A Nevada lawmaker who works as a firefighter argued Friday for a bill to prevent hoax terrorism, citing an increase in fake threats such as a 2005 threat by a man in Las Vegas to blow up a bus with what turned out to be an empty grenade.
Assemblyman John Oceguera, D-Las Vegas, said laws such as his proposed AB137 are necessary in a post-9/11 world.
"Unfortunately a false threat can cause just as much intimidation, panic and interference as a real threat. ... Think of the damage you could do with this kind of (hoax) substance in McCarran airport or a judicial building," Oceguera told the Assembly Judiciary Committee.
Oceguera is a battalion chief for the North Las Vegas Fire Department. He responded to the 2005 incident on Interstate 15 where Eman Zaeri, a 24-year-old Iranian man, told a co-worker he was related to Osama Bin Laden and was going to blow up the bus that was taking them to work.
Attorneys for Zaeri said he was immature and was making an inappropriate joke, while prosecutors said he was a threat to society and wondered whether he was performing a test for a terrorist group.
Zaeri pleaded guilty in July 2006 and was sentenced to two years' probation for making the threat.
AB137 would increase penalties for certain acts of terrorism from one to six to two to 20 years.
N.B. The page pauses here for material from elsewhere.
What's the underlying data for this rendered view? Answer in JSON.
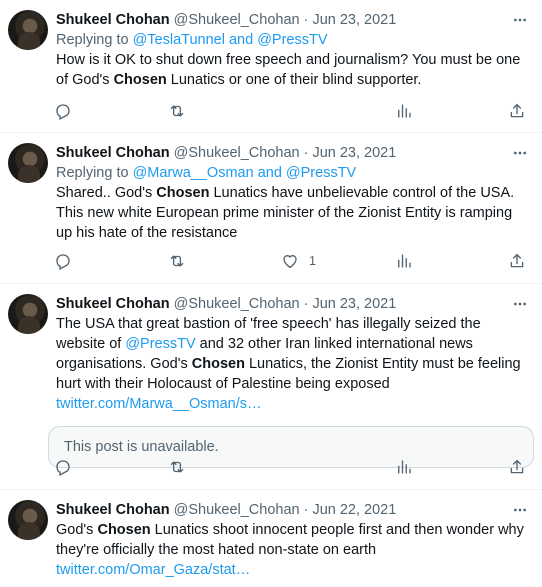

It also makes it a crime to deliver or disperse a hoax substance that appears to be a weapon of mass destruction, a toxin or a lethal chemical, biological or nuclear agent.
Robert Roshak, a Las Vegas Metropolitan Police Department officer, argued in favor of the bill. He said there are 10 to 15 hoaxes a year in the Las Vegas area, adding that the incidents take up valuable resources.
"It requires an entire callout of a team that has to come out, suit up, isolate the area, get the substance, analyze, figure out what it is, send it off to be tested ... ."
Raymond Flynn, also with Las Vegas Metro, said the law would add a tool to battle terrorism.
"We know through intelligence as well as training that terrorist groups do hoaxes to test public safety response and to figure out how to improve their tactics," Flynn said.
No one spoke in opposition of the measure.